But regardless of their differences, brother and sister got on very well. They were their parents' only children, and despite the ten-year age gap, or perhaps because of it, had always been extremely close. He worked for a large garage in Reykjavík, converting jeeps into customised off-roaders; she was a lawyer with a degree in international law from the University of California, had been working at the ministry for two years and was very happy to be doing a job which made use of her education. Fortunately, encounters like today's were the exception.
As long as he takes care up on the glacier, thought Kristín as she made her way home. The memory of her meeting with Runólfur would not go away. As she walked down Laugavegur shopping street, through the centre of Reykjavík and home to Tómasarhagi in the west of town, she had a prickling sensation of being watched. She had never experienced this before and told herself it was because she was still on edge. Looking around, she saw nothing to be concerned about and mocked herself for being so neurotic. But the feeling persisted. Come to think of it, she had never been accused of accepting bribes from the Russian mafia before either.
Keflavík Airport, Iceland, Thursday 28 January, 2000 GMT
The giant C-17 US army transport plane landed at Keflavík Airport at around 8 p.m., local time. It was cold, several degrees below zero, but the forecast was for rising temperatures and snow. The massive bulk of the jet taxied through the winter darkness to the end of runway seven, which was reserved for the exclusive use of the NATO base on Midnesheidi moor. It was a remote, bleak location amidst the lava fields on the westernmost tip of the Reykjanes peninsula, lashed by constant gale-force winds, devoid of vegetation, barely fit for human habitation. Hangars large and small dotted the landscape, along with barracks, shops, a cinema and administration blocks. The naval air station had been a centre for reconnaissance flights at the height of the Cold War but these days the base's activities had been greatly curtailed.
Once the aircraft had come to a standstill, the aft door opened, releasing a stream of personnel who immediately began the task of unloading: powerful snowmobiles, tracked vehicles, skiing equipment, all the gear necessary for tackling the glacier. Fifteen minutes after the plane had touched down, the first transporter departed from Keflavík Airport with its cargo, bound for the Reykjanes highway and the south Iceland route to Vatnajökull. (Continues...)
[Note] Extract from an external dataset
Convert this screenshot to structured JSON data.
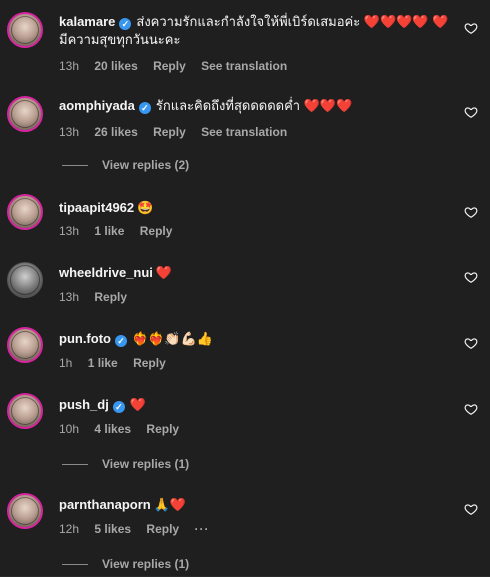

Excerpted from Operation Napoleon by Arnaldur Indriason. Copyright © 1999 Arnaldur Indriason. Excerpted by permission of St. Martin's Press.
All rights reserved. No part of this excerpt may be reproduced or reprinted without permission in writing from the publisher.
Excerpts are provided by Dial-A-Book Inc. solely for the personal use of visitors to this web site.